The president of Planned Parenthood Advocates of Wisconsin, Teri Huyck, released a statement expressing her disappointment that the Wisconsin GOP would place political ideology over health benefits for thousands of the uninsured.
“It is greatly disturbing to me that some politicians’ personal beliefs are trumping our shared responsibility to make sure women and men have access to preventive reproductive health care, which is not only essential for their own lives, but also a cost-saver for all Wisconsin taxpayers,” she said.
But Wisconsin is not the only state where conservatives have pushed an anti-abortion agenda over the interests of an uninsured lower class. Indiana, Kansas and North Carolina have all passed legislation ending funding for Planned Parenthood, and Tennessee, Texas and Oklahoma are all working on similar measures.
Indiana: The first state to end funding for its Planned Parenthood clinics, Indiana cut all state funding for the organization along with $1.4 million in Medicaid funds. Planned Parenthood is currently seeking a preliminary injunction against the law and claims the measure is unconstitutional as Medicaid funds can be used at any qualified health provider. Yesterday, the U.S. Department of Justice issued a briefing siding with the health organization against the state law. Planned Parenthood operates 28 health centers across Indiana and serves around 9,300 Medicaid patients.

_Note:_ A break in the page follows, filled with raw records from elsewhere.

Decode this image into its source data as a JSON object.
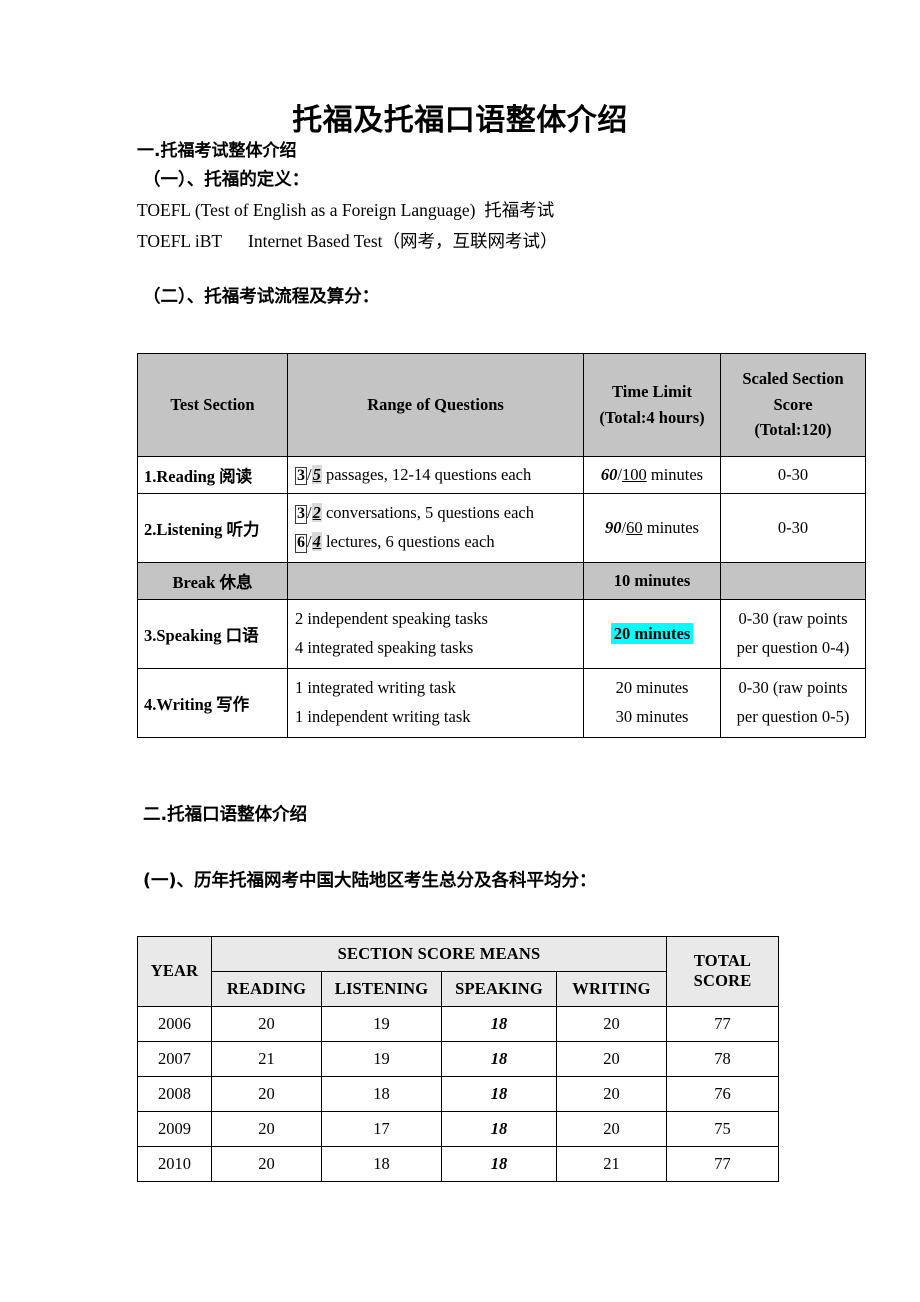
{
  "document": {
    "title": "托福及托福口语整体介绍",
    "section_one_heading": "一.托福考试整体介绍",
    "subsection_one_heading": "（一）、托福的定义：",
    "definition_line_1": "TOEFL (Test of English as a Foreign Language)  托福考试",
    "definition_line_2": "TOEFL iBT      Internet Based Test（网考，互联网考试）",
    "subsection_two_heading": "（二）、托福考试流程及算分：",
    "section_two_heading": "二.托福口语整体介绍",
    "subsection_three_heading": "(一)、历年托福网考中国大陆地区考生总分及各科平均分："
  },
  "exam_flow_table": {
    "headers": {
      "test_section": "Test Section",
      "range_of_questions": "Range of Questions",
      "time_limit_line1": "Time Limit",
      "time_limit_line2": "(Total:4 hours)",
      "scaled_score_line1": "Scaled Section",
      "scaled_score_line2": "Score",
      "scaled_score_line3": "(Total:120)"
    },
    "rows": [
      {
        "section": "1.Reading 阅读",
        "q_old": "3",
        "q_new": "5",
        "q_text": " passages, 12-14 questions each",
        "time_old": "60",
        "time_new": "100",
        "time_unit": " minutes",
        "score": "0-30"
      },
      {
        "section": "2.Listening 听力",
        "q_old": "3",
        "q_new": "2",
        "q_text": " conversations, 5 questions each",
        "q2_old": "6",
        "q2_new": "4",
        "q2_text": " lectures, 6 questions each",
        "time_old": "90",
        "time_new": "60",
        "time_unit": " minutes",
        "score": "0-30"
      }
    ],
    "break_row": {
      "label": "Break 休息",
      "time": "10 minutes"
    },
    "speaking_row": {
      "section": "3.Speaking 口语",
      "task_line1": "2 independent speaking tasks",
      "task_line2": "4 integrated speaking tasks",
      "time_highlighted": "20 minutes",
      "score_line1": "0-30 (raw points",
      "score_line2": "per question 0-4)"
    },
    "writing_row": {
      "section": "4.Writing 写作",
      "task_line1": "1 integrated writing task",
      "task_line2": "1 independent writing task",
      "time_line1": "20 minutes",
      "time_line2": "30 minutes",
      "score_line1": "0-30 (raw points",
      "score_line2": "per question 0-5)"
    },
    "highlight_color": "#00ffff",
    "header_fill": "#c4c4c4"
  },
  "score_table": {
    "header_fill": "#e9e9e9",
    "headers": {
      "year": "YEAR",
      "group": "SECTION SCORE MEANS",
      "reading": "READING",
      "listening": "LISTENING",
      "speaking": "SPEAKING",
      "writing": "WRITING",
      "total_line1": "TOTAL",
      "total_line2": "SCORE"
    },
    "rows": [
      {
        "year": "2006",
        "reading": "20",
        "listening": "19",
        "speaking": "18",
        "writing": "20",
        "total": "77"
      },
      {
        "year": "2007",
        "reading": "21",
        "listening": "19",
        "speaking": "18",
        "writing": "20",
        "total": "78"
      },
      {
        "year": "2008",
        "reading": "20",
        "listening": "18",
        "speaking": "18",
        "writing": "20",
        "total": "76"
      },
      {
        "year": "2009",
        "reading": "20",
        "listening": "17",
        "speaking": "18",
        "writing": "20",
        "total": "75"
      },
      {
        "year": "2010",
        "reading": "20",
        "listening": "18",
        "speaking": "18",
        "writing": "21",
        "total": "77"
      }
    ]
  },
  "chart_data": {
    "type": "table",
    "title": "历年托福网考中国大陆地区考生总分及各科平均分",
    "categories": [
      "2006",
      "2007",
      "2008",
      "2009",
      "2010"
    ],
    "xlabel": "YEAR",
    "ylabel": "SECTION SCORE MEANS",
    "series": [
      {
        "name": "READING",
        "values": [
          20,
          21,
          20,
          20,
          20
        ]
      },
      {
        "name": "LISTENING",
        "values": [
          19,
          19,
          18,
          17,
          18
        ]
      },
      {
        "name": "SPEAKING",
        "values": [
          18,
          18,
          18,
          18,
          18
        ]
      },
      {
        "name": "WRITING",
        "values": [
          20,
          20,
          20,
          20,
          21
        ]
      },
      {
        "name": "TOTAL SCORE",
        "values": [
          77,
          78,
          76,
          75,
          77
        ]
      }
    ]
  }
}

Kansas: In May, Gov. Sam Brownback (R-KS) signed the law banning the use of over $300,000 in federal funding under the Title X Family Planning Program in Planned Parenthood clinics, redirecting the money to government clinics instead. Unlike in Indiana, the measure does not prevent Medicaid patients from using the clinics.
North Carolina: On June 15, the state legislature overrode Gov. Bev Perdue’s (D-NC) veto on its proposed budget plan and thereby cut all state and federal funding—totaling around $434, 000 annually—for its health centers. GOP lawmakers avoided the legal troubles Indiana is facing by staying away from Medicaid, but Planned Parenthood is still considering filing for an injunction. In a poll conducted recently, 57 percent of the state’s voters oppose the funding cuts to Planned Parenthood and its programs.

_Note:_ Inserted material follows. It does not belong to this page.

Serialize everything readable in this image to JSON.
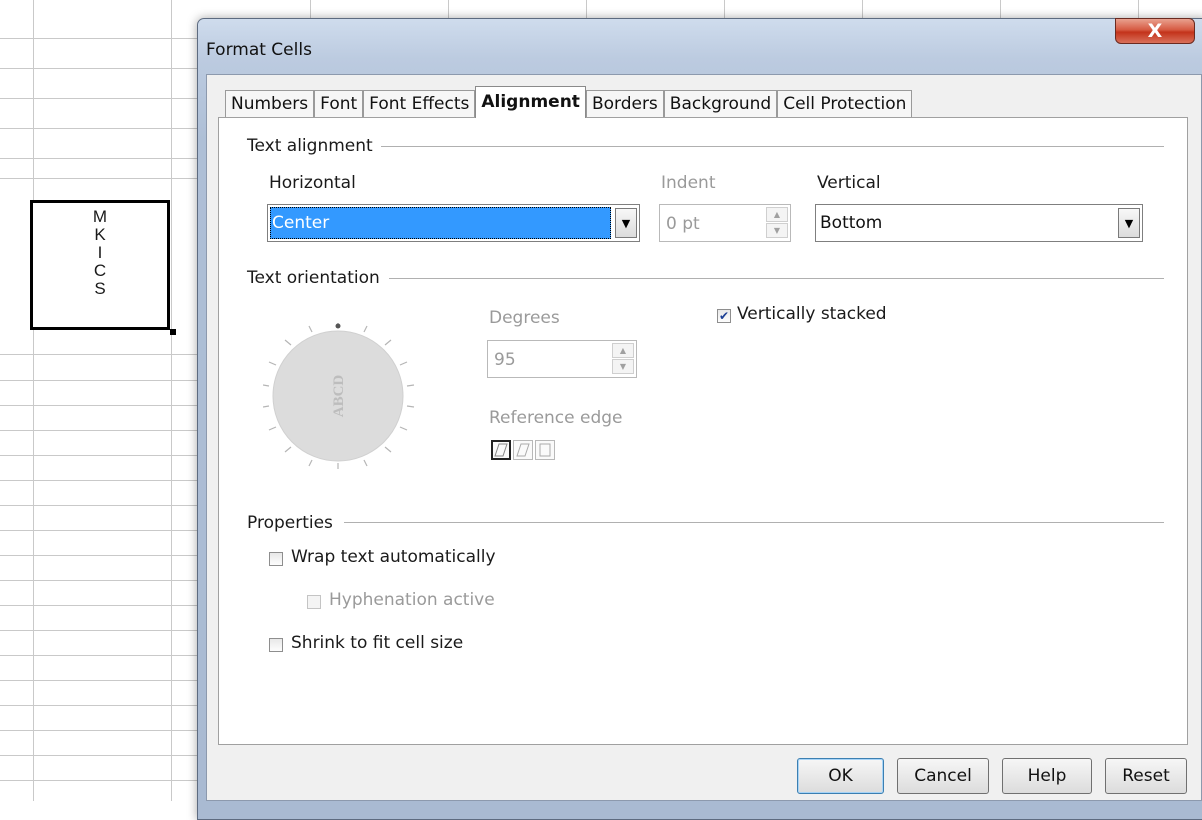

Tennessee: The day after passing the state budget, GOP lawmakers learned that the amendment they added to ban public money for Planned Parenthood had been secretly gutted before the late-night vote. In response, conservatives across the state called for the governor to revoke Planned Parenthood’s Title X funding. By June 13, all but one county had done so, even though none of Title X funds can be used to pay for abortions, and thereby removed support from the state’s nine Planned Parenthood clinics and their 9,000 patients. Currently, the public money goes toward providing the organization’s family planning services for low-income patients.
Protesting the adverse effect that such a move puts on the poor, president and CEO for Planned Parenthood of Middle and East Tennessee Jeff Teague said, “Tennessee is a rural and poor state, so it’s gonna put an additional burden on the population least likely to afford it. In a lot of cases, that means they are going to lose access to health care.”

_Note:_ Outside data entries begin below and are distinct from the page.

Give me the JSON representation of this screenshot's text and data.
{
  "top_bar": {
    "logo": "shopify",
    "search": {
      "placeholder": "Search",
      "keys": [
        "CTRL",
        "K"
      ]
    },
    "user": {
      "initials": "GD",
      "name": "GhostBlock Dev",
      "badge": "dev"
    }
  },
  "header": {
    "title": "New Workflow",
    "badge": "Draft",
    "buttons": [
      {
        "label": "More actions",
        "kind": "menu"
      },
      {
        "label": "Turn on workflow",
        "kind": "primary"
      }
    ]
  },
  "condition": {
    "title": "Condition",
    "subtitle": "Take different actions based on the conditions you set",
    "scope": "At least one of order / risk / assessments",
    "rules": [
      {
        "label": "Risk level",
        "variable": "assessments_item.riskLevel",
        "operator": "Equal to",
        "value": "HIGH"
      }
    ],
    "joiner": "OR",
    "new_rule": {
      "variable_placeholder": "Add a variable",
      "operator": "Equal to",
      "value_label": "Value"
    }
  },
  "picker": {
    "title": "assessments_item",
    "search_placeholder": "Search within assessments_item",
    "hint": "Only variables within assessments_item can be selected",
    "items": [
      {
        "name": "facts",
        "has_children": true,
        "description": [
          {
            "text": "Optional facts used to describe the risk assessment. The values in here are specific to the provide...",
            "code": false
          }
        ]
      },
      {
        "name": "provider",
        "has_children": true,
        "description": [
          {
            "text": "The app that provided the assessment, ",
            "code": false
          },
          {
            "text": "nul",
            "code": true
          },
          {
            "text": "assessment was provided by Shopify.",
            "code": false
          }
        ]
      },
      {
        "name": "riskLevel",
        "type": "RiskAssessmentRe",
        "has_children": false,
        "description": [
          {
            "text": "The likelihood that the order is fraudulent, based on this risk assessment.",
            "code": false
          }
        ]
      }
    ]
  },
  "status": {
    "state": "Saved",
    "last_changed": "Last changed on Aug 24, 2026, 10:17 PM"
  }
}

Texas: GOP lawmakers are currently working on keeping Planned Parenthood from receiving nearly $20 million in public funding as a part of the Texas Medicaid Women’s Health program. None of the health centers run by the organization in the state offer abortion services, yet all 122,000 of its patients could suffer if the House and Senate can reach an agreement on the bill that currently includes the funding ban as an amendment.
Oklahoma: An amendment that would have removed funding from Planned Parenthood’s Women Infant and Child program died with the bill in a legislative committee on May 26. The program provides nutritional services and food vouchers to pregnant women and women with small children. It does not fund abortions.
Who will be next? In just the past few months, GOP lawmakers have targeted Planned Parenthood in states across the nation to promote their moral stance on abortion over the healthcare rights of poor and uninsured women. The Hyde Amendment may have prevented any taxpayers from paying for abortion services since the 1970s, Planned Parenthood may only spend less than three percent of its budget on abortions and hundreds of thousands of patients may depend on these clinics for their health needs, but conservatives will stop at nothing to have a pro-life talking point for their next campaign.